(Given data):
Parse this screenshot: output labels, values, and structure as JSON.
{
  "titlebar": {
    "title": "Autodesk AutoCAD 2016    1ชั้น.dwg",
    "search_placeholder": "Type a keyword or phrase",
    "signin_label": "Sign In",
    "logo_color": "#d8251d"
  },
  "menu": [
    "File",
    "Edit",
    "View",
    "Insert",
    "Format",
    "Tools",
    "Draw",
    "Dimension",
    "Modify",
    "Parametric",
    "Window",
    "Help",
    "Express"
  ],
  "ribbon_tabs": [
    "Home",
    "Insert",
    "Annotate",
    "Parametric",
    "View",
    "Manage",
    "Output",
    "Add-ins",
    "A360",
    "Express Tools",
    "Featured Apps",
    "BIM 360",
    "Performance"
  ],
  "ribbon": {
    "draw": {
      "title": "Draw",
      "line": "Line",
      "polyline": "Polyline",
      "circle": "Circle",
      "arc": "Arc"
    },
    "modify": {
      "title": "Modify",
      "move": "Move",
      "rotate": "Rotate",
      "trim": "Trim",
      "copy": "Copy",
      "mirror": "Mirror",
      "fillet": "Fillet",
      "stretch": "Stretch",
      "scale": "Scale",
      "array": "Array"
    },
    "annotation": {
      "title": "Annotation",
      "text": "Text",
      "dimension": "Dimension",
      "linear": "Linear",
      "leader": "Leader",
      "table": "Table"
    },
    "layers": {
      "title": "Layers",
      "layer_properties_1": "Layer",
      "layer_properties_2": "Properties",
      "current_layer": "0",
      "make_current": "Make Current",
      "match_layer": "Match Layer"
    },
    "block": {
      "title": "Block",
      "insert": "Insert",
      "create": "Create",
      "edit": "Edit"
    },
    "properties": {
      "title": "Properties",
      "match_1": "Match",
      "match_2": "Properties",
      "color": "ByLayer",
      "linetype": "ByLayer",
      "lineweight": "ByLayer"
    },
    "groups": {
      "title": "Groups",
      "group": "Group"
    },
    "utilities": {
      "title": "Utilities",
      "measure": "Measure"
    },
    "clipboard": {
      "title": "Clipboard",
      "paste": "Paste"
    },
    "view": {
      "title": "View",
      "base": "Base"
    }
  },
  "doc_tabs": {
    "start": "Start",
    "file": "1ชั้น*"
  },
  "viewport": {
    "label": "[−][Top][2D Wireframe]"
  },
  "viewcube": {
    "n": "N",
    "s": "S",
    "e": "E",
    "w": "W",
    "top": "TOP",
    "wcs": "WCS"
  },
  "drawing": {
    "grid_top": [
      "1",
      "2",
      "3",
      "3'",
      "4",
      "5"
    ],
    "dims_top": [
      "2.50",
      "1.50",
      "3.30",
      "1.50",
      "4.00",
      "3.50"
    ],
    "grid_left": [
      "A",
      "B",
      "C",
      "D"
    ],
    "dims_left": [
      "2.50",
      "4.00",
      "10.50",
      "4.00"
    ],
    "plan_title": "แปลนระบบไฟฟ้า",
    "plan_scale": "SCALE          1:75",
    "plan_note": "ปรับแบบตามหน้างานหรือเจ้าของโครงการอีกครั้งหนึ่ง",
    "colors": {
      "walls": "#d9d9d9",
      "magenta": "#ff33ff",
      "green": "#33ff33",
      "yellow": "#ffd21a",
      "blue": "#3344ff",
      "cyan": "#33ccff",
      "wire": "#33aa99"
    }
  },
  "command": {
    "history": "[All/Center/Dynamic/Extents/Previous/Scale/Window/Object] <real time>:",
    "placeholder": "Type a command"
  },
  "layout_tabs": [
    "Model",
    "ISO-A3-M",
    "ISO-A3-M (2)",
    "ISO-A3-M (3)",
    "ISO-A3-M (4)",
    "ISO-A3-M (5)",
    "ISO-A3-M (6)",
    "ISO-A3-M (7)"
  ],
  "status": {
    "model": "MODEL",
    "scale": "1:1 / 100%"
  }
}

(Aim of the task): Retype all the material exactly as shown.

(Reply):
Parse this screenshot: output labels, values, and structure as JSON.
{
  "titlebar": {
    "title": "Autodesk AutoCAD 2016    1ชั้น.dwg",
    "search_placeholder": "Type a keyword or phrase",
    "signin_label": "Sign In",
    "logo_color": "#d8251d"
  },
  "menu": [
    "File",
    "Edit",
    "View",
    "Insert",
    "Format",
    "Tools",
    "Draw",
    "Dimension",
    "Modify",
    "Parametric",
    "Window",
    "Help",
    "Express"
  ],
  "ribbon_tabs": [
    "Home",
    "Insert",
    "Annotate",
    "Parametric",
    "View",
    "Manage",
    "Output",
    "Add-ins",
    "A360",
    "Express Tools",
    "Featured Apps",
    "BIM 360",
    "Performance"
  ],
  "ribbon": {
    "draw": {
      "title": "Draw",
      "line": "Line",
      "polyline": "Polyline",
      "circle": "Circle",
      "arc": "Arc"
    },
    "modify": {
      "title": "Modify",
      "move": "Move",
      "rotate": "Rotate",
      "trim": "Trim",
      "copy": "Copy",
      "mirror": "Mirror",
      "fillet": "Fillet",
      "stretch": "Stretch",
      "scale": "Scale",
      "array": "Array"
    },
    "annotation": {
      "title": "Annotation",
      "text": "Text",
      "dimension": "Dimension",
      "linear": "Linear",
      "leader": "Leader",
      "table": "Table"
    },
    "layers": {
      "title": "Layers",
      "layer_properties_1": "Layer",
      "layer_properties_2": "Properties",
      "current_layer": "0",
      "make_current": "Make Current",
      "match_layer": "Match Layer"
    },
    "block": {
      "title": "Block",
      "insert": "Insert",
      "create": "Create",
      "edit": "Edit"
    },
    "properties": {
      "title": "Properties",
      "match_1": "Match",
      "match_2": "Properties",
      "color": "ByLayer",
      "linetype": "ByLayer",
      "lineweight": "ByLayer"
    },
    "groups": {
      "title": "Groups",
      "group": "Group"
    },
    "utilities": {
      "title": "Utilities",
      "measure": "Measure"
    },
    "clipboard": {
      "title": "Clipboard",
      "paste": "Paste"
    },
    "view": {
      "title": "View",
      "base": "Base"
    }
  },
  "doc_tabs": {
    "start": "Start",
    "file": "1ชั้น*"
  },
  "viewport": {
    "label": "[−][Top][2D Wireframe]"
  },
  "viewcube": {
    "n": "N",
    "s": "S",
    "e": "E",
    "w": "W",
    "top": "TOP",
    "wcs": "WCS"
  },
  "drawing": {
    "grid_top": [
      "1",
      "2",
      "3",
      "3'",
      "4",
      "5"
    ],
    "dims_top": [
      "2.50",
      "1.50",
      "3.30",
      "1.50",
      "4.00",
      "3.50"
    ],
    "grid_left": [
      "A",
      "B",
      "C",
      "D"
    ],
    "dims_left": [
      "2.50",
      "4.00",
      "10.50",
      "4.00"
    ],
    "plan_title": "แปลนระบบไฟฟ้า",
    "plan_scale": "SCALE          1:75",
    "plan_note": "ปรับแบบตามหน้างานหรือเจ้าของโครงการอีกครั้งหนึ่ง",
    "colors": {
      "walls": "#d9d9d9",
      "magenta": "#ff33ff",
      "green": "#33ff33",
      "yellow": "#ffd21a",
      "blue": "#3344ff",
      "cyan": "#33ccff",
      "wire": "#33aa99"
    }
  },
  "command": {
    "history": "[All/Center/Dynamic/Extents/Previous/Scale/Window/Object] <real time>:",
    "placeholder": "Type a command"
  },
  "layout_tabs": [
    "Model",
    "ISO-A3-M",
    "ISO-A3-M (2)",
    "ISO-A3-M (3)",
    "ISO-A3-M (4)",
    "ISO-A3-M (5)",
    "ISO-A3-M (6)",
    "ISO-A3-M (7)"
  ],
  "status": {
    "model": "MODEL",
    "scale": "1:1 / 100%"
  }
}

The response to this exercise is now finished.